Church and state: Moral high ground can sink to exclusion

by Kip Tabb  |  published on October 29, 2014

I am Jewish. I am not, by any means, some form of ultra-orthodox Jew. In fact, I doubt if I would even qualify to be identified with the Reform movement. I am uncomfortable with organized services and organized religion.

Nonetheless, I am proud of my heritage, proud of my religion and take comfort in the knowledge that it is part of me.

It is important to know this because it helps in understanding the feelings I experienced when I met a local candidate for office.

Her campaign signs line the road: “Conservative, Christian,” they declare at the bottom.

Conservative is not a pejorative or exclusionary. Its meaning has been usurped by a political process, but it does not automatically denigrate the feelings or beliefs of others.

Whether it is in a stump speech or a sign by the side of the road, running on a platform of self-declared Christianity — or any self-declared religion as a qualifying criteria for public office — does.
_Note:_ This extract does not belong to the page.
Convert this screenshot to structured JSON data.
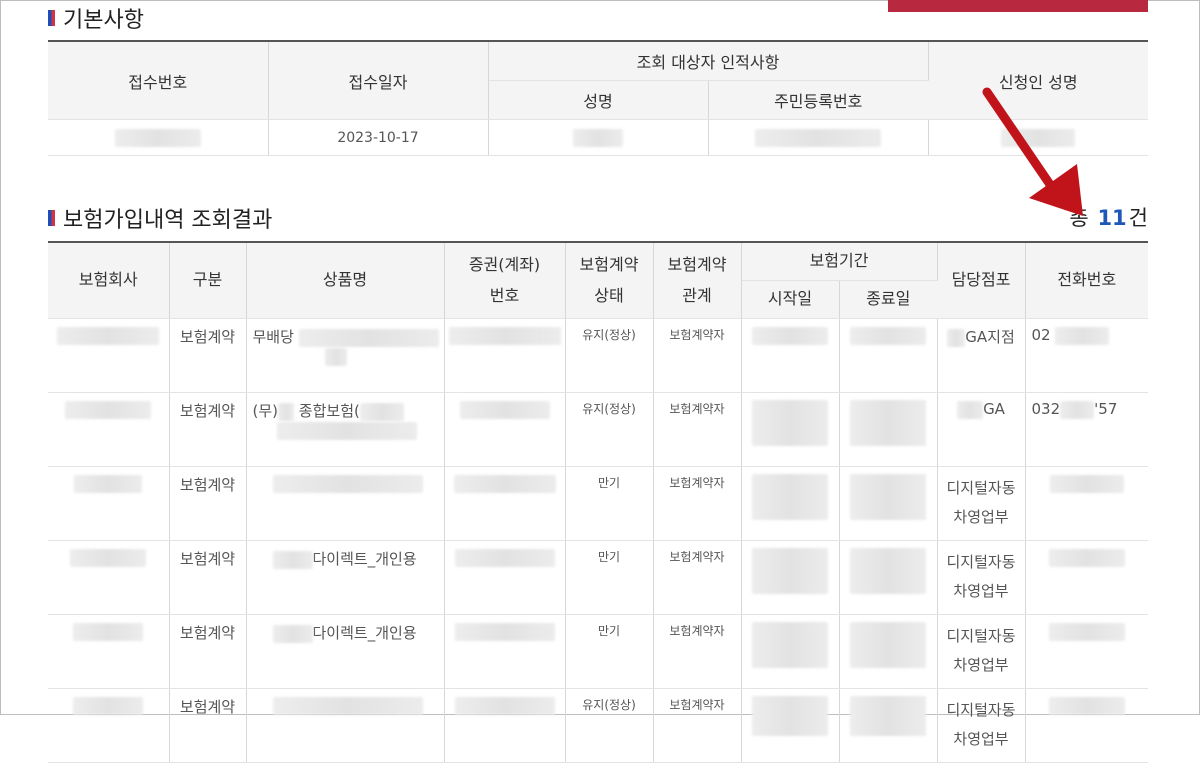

Being approached by that candidate in a public setting where I had no opportunity to express my dismay left me feeling angry, hurt and furious that I did not have the courage to speak out.